Problem requirements:
Though the entries hold pictures, only their text should be duplicated, exactly and in full.

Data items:
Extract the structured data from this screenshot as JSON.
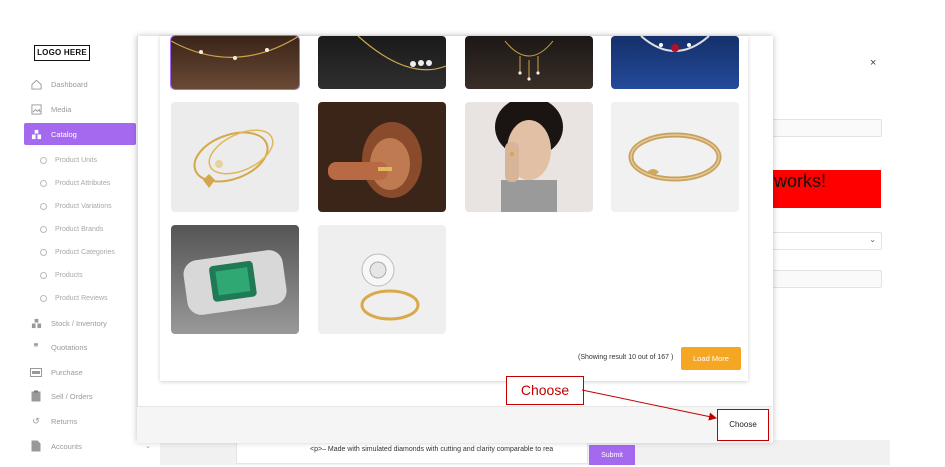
{
  "sidebar": {
    "logo": "LOGO HERE",
    "items": [
      {
        "label": "Dashboard",
        "icon": "home-icon"
      },
      {
        "label": "Media",
        "icon": "image-icon"
      },
      {
        "label": "Catalog",
        "icon": "catalog-icon",
        "active": true
      },
      {
        "label": "Stock / Inventory",
        "icon": "stock-icon"
      },
      {
        "label": "Quotations",
        "icon": "quote-icon"
      },
      {
        "label": "Purchase",
        "icon": "purchase-icon"
      },
      {
        "label": "Sell / Orders",
        "icon": "clipboard-icon"
      },
      {
        "label": "Returns",
        "icon": "undo-icon"
      },
      {
        "label": "Accounts",
        "icon": "document-icon"
      }
    ],
    "catalog_sub": [
      "Product Units",
      "Product Attributes",
      "Product Variations",
      "Product Brands",
      "Product Categories",
      "Products",
      "Product Reviews"
    ]
  },
  "background": {
    "close": "×",
    "red_box_text": "works!",
    "textarea_text": "<p>– Made with simulated diamonds with cutting and clarity comparable to rea",
    "submit_label": "Submit"
  },
  "modal": {
    "result_text": "(Showing result 10 out of 167 )",
    "load_more_label": "Load More",
    "choose_label": "Choose"
  },
  "annotation": {
    "label": "Choose"
  },
  "colors": {
    "accent": "#a569f0",
    "load_more": "#f5a623",
    "annotation": "#c00000"
  }
}
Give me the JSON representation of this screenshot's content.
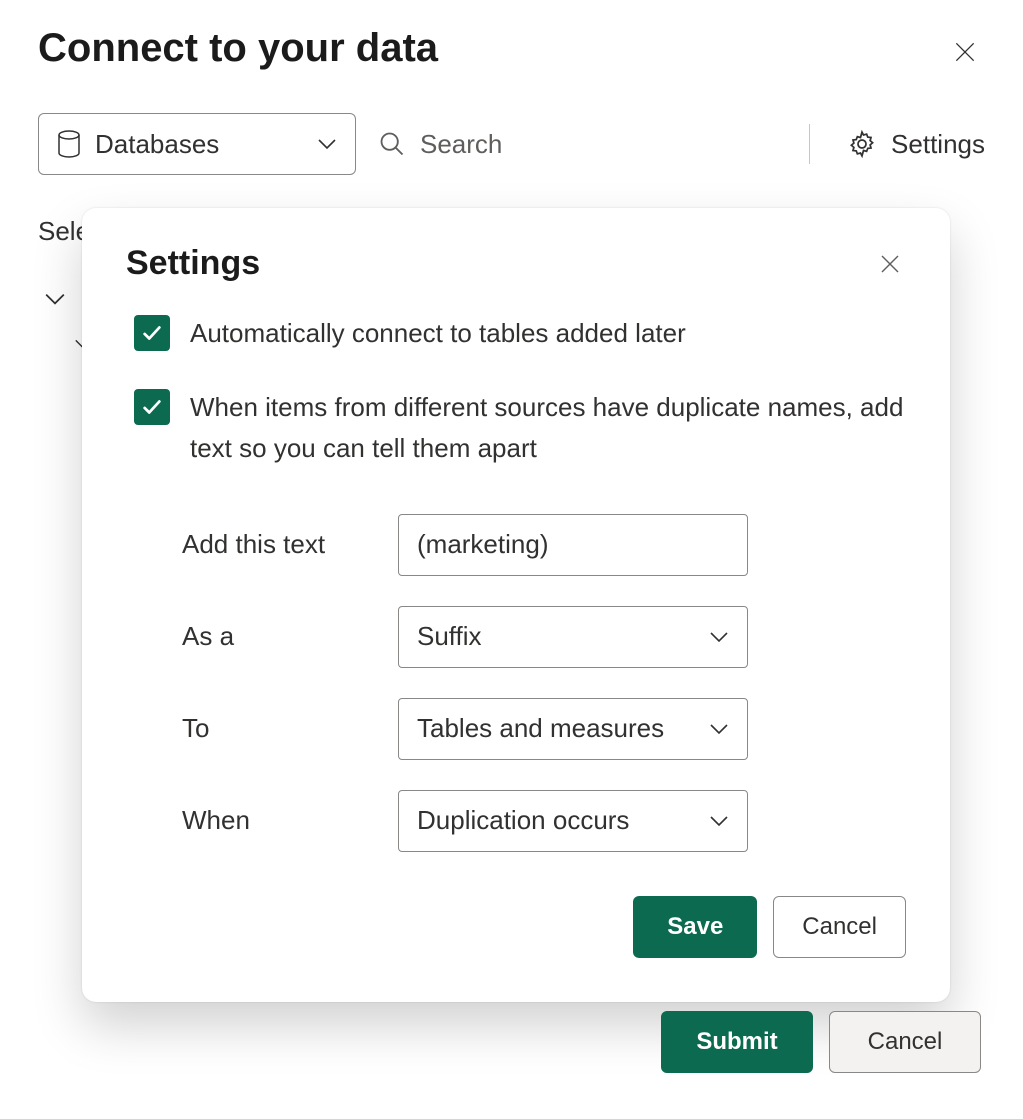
{
  "page": {
    "title": "Connect to your data",
    "datasource_label": "Databases",
    "search_placeholder": "Search",
    "settings_label": "Settings",
    "partial_text": "Sele",
    "submit_label": "Submit",
    "cancel_label": "Cancel"
  },
  "modal": {
    "title": "Settings",
    "checkbox1_label": "Automatically connect to tables added later",
    "checkbox2_label": "When items from different sources have duplicate names, add text so you can tell them apart",
    "form": {
      "add_text_label": "Add this text",
      "add_text_value": "(marketing)",
      "as_a_label": "As a",
      "as_a_value": "Suffix",
      "to_label": "To",
      "to_value": "Tables and measures",
      "when_label": "When",
      "when_value": "Duplication occurs"
    },
    "save_label": "Save",
    "cancel_label": "Cancel"
  }
}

Solved problem:
Extract the structured data from this screenshot as JSON.
{
  "sidebar": {
    "logo": "LOGO HERE",
    "items": [
      {
        "label": "Dashboard",
        "icon": "home-icon"
      },
      {
        "label": "Media",
        "icon": "image-icon"
      },
      {
        "label": "Catalog",
        "icon": "catalog-icon",
        "active": true
      },
      {
        "label": "Stock / Inventory",
        "icon": "stock-icon"
      },
      {
        "label": "Quotations",
        "icon": "quote-icon"
      },
      {
        "label": "Purchase",
        "icon": "purchase-icon"
      },
      {
        "label": "Sell / Orders",
        "icon": "clipboard-icon"
      },
      {
        "label": "Returns",
        "icon": "undo-icon"
      },
      {
        "label": "Accounts",
        "icon": "document-icon"
      }
    ],
    "catalog_sub": [
      "Product Units",
      "Product Attributes",
      "Product Variations",
      "Product Brands",
      "Product Categories",
      "Products",
      "Product Reviews"
    ]
  },
  "background": {
    "close": "×",
    "red_box_text": "works!",
    "textarea_text": "<p>– Made with simulated diamonds with cutting and clarity comparable to rea",
    "submit_label": "Submit"
  },
  "modal": {
    "result_text": "(Showing result 10 out of 167 )",
    "load_more_label": "Load More",
    "choose_label": "Choose"
  },
  "annotation": {
    "label": "Choose"
  },
  "colors": {
    "accent": "#a569f0",
    "load_more": "#f5a623",
    "annotation": "#c00000"
  }
}
Give me the JSON representation of this screenshot's content.
{
  "page": {
    "title": "Connect to your data",
    "datasource_label": "Databases",
    "search_placeholder": "Search",
    "settings_label": "Settings",
    "partial_text": "Sele",
    "submit_label": "Submit",
    "cancel_label": "Cancel"
  },
  "modal": {
    "title": "Settings",
    "checkbox1_label": "Automatically connect to tables added later",
    "checkbox2_label": "When items from different sources have duplicate names, add text so you can tell them apart",
    "form": {
      "add_text_label": "Add this text",
      "add_text_value": "(marketing)",
      "as_a_label": "As a",
      "as_a_value": "Suffix",
      "to_label": "To",
      "to_value": "Tables and measures",
      "when_label": "When",
      "when_value": "Duplication occurs"
    },
    "save_label": "Save",
    "cancel_label": "Cancel"
  }
}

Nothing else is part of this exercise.